<<<<

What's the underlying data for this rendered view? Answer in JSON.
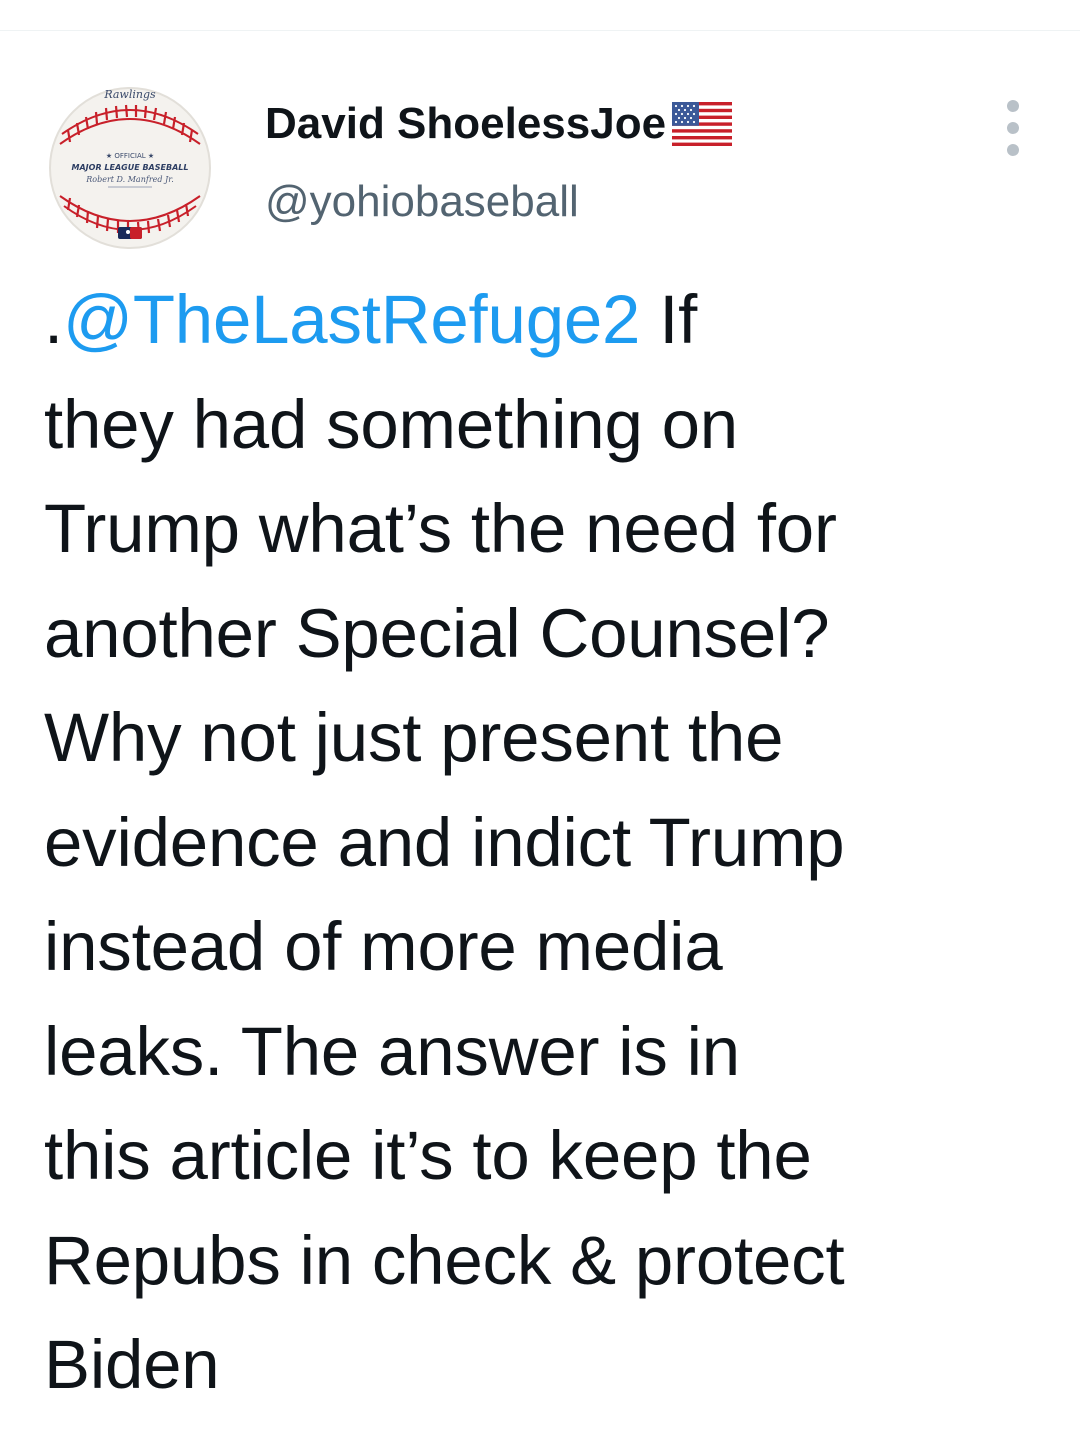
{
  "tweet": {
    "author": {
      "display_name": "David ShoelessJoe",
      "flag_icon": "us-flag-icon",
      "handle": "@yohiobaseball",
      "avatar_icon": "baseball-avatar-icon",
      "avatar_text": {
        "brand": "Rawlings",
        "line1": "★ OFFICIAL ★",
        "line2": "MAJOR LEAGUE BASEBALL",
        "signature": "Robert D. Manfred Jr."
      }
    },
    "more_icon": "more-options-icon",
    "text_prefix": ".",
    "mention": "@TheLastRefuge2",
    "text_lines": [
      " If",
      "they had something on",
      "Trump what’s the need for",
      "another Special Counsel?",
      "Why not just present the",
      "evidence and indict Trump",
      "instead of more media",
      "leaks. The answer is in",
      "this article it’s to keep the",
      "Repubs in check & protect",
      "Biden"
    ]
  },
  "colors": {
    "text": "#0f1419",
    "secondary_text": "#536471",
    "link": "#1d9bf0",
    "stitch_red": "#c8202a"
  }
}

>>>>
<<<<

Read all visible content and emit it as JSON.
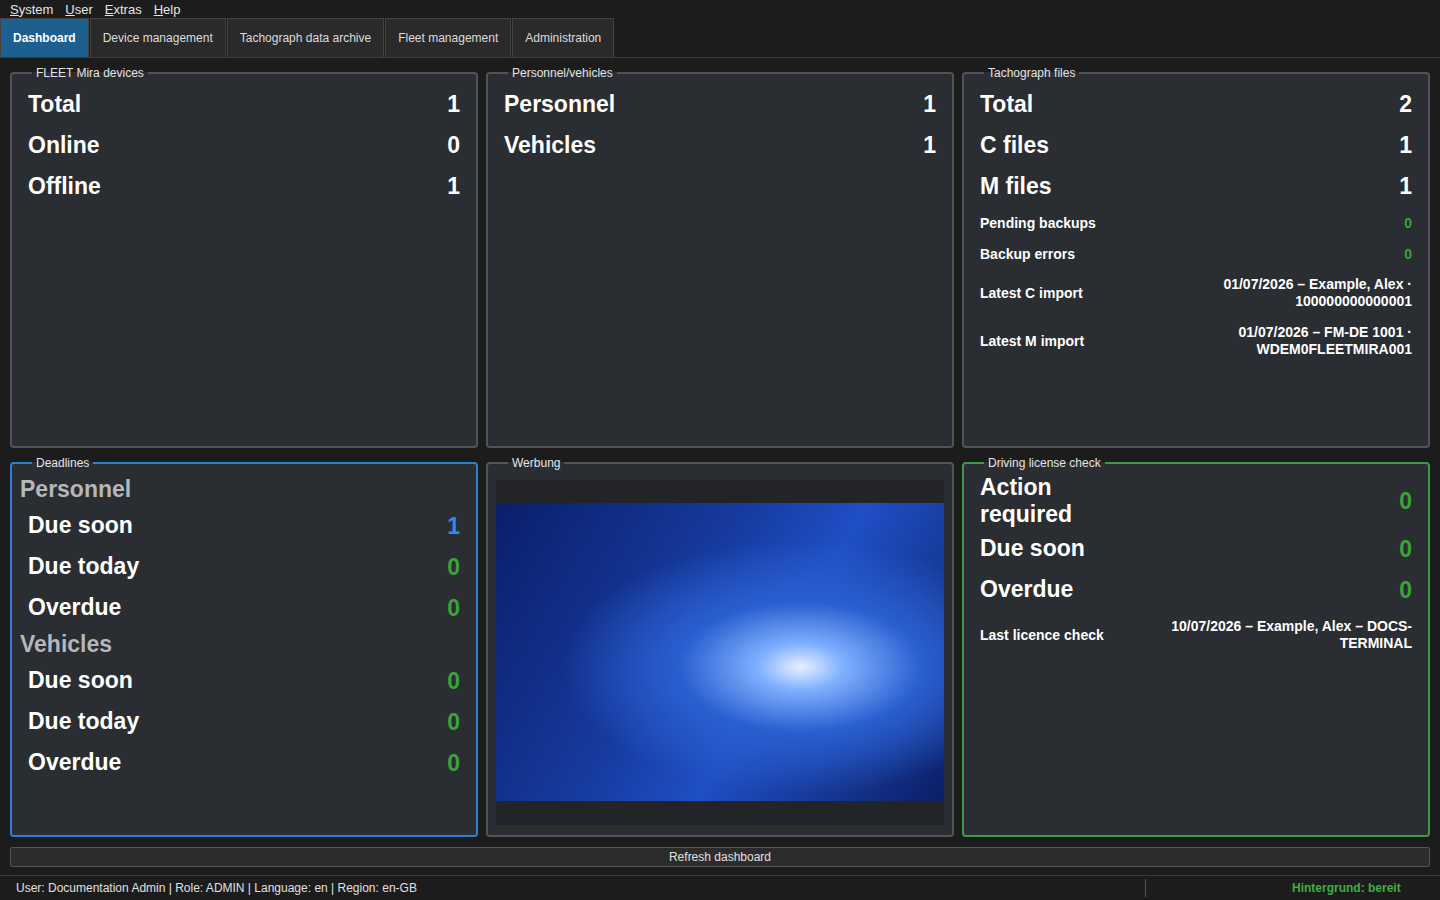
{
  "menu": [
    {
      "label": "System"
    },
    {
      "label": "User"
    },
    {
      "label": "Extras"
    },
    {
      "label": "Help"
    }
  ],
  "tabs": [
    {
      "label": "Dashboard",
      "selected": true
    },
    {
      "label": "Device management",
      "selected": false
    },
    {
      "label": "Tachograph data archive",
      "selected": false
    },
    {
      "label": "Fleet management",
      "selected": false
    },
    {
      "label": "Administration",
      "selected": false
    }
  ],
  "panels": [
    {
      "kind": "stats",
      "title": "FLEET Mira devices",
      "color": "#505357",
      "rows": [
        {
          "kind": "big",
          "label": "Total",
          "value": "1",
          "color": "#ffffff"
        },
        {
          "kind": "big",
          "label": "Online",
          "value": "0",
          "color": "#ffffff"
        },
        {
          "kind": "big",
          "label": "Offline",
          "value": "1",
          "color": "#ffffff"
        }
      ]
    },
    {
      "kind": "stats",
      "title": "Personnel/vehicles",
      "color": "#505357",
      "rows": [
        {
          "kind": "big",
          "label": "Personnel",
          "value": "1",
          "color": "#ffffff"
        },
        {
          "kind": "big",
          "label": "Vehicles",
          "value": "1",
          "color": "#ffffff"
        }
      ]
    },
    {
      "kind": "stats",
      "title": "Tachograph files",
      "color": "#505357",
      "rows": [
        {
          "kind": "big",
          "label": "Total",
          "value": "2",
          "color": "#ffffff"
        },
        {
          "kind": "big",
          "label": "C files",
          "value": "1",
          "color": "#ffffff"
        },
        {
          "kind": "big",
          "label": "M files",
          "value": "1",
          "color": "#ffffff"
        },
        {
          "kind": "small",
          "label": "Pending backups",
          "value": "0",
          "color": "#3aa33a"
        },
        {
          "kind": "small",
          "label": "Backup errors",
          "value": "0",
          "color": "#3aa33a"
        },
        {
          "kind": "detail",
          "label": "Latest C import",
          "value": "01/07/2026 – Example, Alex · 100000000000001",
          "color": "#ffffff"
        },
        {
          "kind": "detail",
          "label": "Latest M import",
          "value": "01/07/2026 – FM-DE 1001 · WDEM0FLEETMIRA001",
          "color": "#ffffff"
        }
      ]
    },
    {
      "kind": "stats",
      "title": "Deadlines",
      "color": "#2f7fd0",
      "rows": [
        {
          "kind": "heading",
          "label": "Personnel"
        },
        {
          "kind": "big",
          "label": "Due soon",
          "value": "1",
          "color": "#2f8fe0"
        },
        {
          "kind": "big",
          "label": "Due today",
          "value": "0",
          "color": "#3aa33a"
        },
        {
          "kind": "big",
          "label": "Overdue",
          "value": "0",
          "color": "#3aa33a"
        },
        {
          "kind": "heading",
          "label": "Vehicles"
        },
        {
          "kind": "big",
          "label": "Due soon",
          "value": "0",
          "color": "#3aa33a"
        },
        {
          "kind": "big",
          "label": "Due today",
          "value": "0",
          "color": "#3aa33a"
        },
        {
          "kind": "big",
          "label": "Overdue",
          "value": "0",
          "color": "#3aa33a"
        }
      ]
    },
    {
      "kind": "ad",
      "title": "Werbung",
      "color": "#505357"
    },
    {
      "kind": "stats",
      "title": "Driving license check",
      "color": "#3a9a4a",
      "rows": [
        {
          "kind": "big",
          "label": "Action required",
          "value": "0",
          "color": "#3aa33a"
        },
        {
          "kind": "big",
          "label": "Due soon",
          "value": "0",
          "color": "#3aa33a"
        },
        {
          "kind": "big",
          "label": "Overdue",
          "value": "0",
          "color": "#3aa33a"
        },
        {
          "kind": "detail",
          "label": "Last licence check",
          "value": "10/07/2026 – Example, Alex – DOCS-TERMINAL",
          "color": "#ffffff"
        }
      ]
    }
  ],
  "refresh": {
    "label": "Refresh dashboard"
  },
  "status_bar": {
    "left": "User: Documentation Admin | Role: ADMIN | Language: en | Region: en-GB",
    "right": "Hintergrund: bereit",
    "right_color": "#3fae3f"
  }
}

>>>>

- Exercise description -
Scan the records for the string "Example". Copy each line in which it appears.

- Reply to the task -
          "value": "01/07/2026 – Example, Alex · 100000000000001",
          "value": "10/07/2026 – Example, Alex – DOCS-TERMINAL",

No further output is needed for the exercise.